all the interest thereon shall be forfeited!
during such time."
For the taxation of transportation and
transmission companies, their returns to the
Auditor General and to the Secretary of In
ternal Affairs, respectively, shall form the
basis of computation for such taxation, to be
assessed pro-rata according to the mileage
in the respective counties through wbieb.
said companies operate.
ATTEB THE ASSESSOES.
Section four provides that amounts owed
on dower, mortgage, judzment, ground rent,
promissory note or any other forms of Inter
est bearing indebtedness of any taxable
person, etc., shall be deducted from the
valuation of the encumbered property, pro
vided said taxable person, etc., shall pay
yearly the tax on such form of indebted
ness. Section six originally provided that any
assessor willfully refusing or neglecting to.
assess all property at its actual cash value,
shall be fined not less than $100 and im
prisoned for not more than 30 days. On
motion of Representative Willett, of Bucks
county, this was amended to make the im
prisonment not more than 30 days and the
fine not more than $100.
The bill provides that nothing therein
shall be so construed as to deprive the Com
monwealth of any of its rights to taxes.
A POINT FOE P00LSELL1NG.
The Bill to Legalize It Passes tho Second
TFBOU A STATT CORRESPONDENT.
Habbisbubg, March 7. When Mr.

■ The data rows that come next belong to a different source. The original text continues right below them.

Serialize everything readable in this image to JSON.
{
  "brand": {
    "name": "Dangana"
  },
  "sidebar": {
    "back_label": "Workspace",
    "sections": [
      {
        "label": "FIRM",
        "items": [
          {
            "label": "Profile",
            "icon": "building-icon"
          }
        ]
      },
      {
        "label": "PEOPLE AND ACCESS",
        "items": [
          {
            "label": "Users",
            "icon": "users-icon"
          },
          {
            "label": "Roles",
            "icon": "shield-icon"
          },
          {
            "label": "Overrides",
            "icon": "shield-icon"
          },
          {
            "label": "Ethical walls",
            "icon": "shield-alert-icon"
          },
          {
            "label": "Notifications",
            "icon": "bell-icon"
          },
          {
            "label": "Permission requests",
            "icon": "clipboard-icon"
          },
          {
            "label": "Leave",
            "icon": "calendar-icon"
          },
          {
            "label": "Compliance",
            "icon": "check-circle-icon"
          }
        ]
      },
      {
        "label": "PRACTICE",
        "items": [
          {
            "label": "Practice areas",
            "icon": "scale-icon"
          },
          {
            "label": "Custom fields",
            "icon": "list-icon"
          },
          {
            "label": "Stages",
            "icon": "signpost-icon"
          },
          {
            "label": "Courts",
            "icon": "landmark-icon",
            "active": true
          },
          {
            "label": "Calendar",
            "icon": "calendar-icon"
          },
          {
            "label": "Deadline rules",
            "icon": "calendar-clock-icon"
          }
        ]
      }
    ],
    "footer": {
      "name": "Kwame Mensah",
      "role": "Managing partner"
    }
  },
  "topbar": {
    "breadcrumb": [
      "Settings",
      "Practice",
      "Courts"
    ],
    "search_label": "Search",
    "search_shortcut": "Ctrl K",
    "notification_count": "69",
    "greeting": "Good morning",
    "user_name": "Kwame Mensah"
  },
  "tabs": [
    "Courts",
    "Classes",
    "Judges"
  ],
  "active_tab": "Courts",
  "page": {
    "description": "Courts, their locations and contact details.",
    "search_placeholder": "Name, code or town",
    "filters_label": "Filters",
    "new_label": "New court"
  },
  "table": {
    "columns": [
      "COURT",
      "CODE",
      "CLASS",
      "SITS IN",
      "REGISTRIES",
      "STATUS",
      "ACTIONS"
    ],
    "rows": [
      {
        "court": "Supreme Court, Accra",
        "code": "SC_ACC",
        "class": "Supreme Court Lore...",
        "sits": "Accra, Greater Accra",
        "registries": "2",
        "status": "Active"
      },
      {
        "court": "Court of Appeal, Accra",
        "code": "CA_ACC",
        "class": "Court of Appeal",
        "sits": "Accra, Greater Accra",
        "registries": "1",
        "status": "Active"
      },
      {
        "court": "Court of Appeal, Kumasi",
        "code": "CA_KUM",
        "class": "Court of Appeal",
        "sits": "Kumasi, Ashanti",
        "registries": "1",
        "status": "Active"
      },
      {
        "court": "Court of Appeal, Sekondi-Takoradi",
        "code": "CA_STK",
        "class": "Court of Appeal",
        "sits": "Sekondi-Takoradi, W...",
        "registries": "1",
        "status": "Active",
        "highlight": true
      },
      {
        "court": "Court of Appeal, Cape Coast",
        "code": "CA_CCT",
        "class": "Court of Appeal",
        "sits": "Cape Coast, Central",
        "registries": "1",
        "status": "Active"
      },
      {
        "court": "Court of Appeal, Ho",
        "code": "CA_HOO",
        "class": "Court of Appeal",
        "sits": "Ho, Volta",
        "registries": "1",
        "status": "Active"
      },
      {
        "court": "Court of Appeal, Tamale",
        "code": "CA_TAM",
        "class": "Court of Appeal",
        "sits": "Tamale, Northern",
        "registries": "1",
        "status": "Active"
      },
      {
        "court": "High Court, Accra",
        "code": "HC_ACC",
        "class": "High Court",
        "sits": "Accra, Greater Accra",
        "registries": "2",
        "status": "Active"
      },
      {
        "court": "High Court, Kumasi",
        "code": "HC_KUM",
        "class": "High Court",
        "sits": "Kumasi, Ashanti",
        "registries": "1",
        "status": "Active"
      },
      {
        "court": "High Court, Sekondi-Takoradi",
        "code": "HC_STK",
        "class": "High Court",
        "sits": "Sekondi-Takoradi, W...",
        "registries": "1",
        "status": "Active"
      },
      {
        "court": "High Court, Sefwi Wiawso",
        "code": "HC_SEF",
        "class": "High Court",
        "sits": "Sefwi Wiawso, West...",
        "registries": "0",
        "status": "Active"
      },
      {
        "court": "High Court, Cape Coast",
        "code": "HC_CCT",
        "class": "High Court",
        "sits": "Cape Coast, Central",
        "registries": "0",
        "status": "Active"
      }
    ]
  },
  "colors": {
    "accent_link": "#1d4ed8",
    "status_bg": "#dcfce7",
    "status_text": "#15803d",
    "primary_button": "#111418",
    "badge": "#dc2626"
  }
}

Lafferty's bill to legalize poolselling came
up in the House to-night, Mr. Brooks, of
Philadelphia, moved its indefinite postpone
ment and supported it in a speech in which
he opposed the bill as an attempt to legalize
gambling. Mr. Fow, of Philadelphia, de
fended the bill by saying there bad been
betting on horse racing "since the time the
Roman chariots raced around the forum."
Mr. Brooks replied that "theft and murder
were hoary and antique crimesb'ut that was
no reason why thev should be legalized..
Other gentlemen participated in the debate
with such good effect that Mr., Brooks' mo
tion was killed by a vote of 91 to 57.
The bill then passed second reading, in,
spite oflhe fact that Mr. Dcnahue, pf Phil
adelphia, aroused some opposition by de
claring poolselling to be no worse than the
gambling on Third street, in Philadelphia,
and the gambling that takes place at many
church fairs. The bill is a copy cf the Ires
pool bill, now on the statute books of New
IN REGARD TO TAXES.
A Number of Diverse DIcosnres Before lbs
rFItPM A STAPP COBBISPOJtDZST.T
Habbisbubg, March 7. The Ways and
"Means Committee of the House will to
morrow favorably report the County Com
missioners' revenue bill which proposes,
something of a revolution in State taxation
in that it taxes corporations, etc., in the
different counties exclusively and makes the
Commonwealth dependent on the county)
treasuries. A. negative repert will be,
made on the inheritance tax bill, providing ,
for a tax of from 3 to 7 per cent on inherit
ances ranging from $100,000 to 81,000,000.;
Henry George's single tax bill, introduced
by Representative Barnes, of Dauphin, isi
The bill reimbursing counties for the x-i
pense of collecting the State tax under the,
act otiaea, win te amrmauveiy reported.
Continued on Sixth Fags.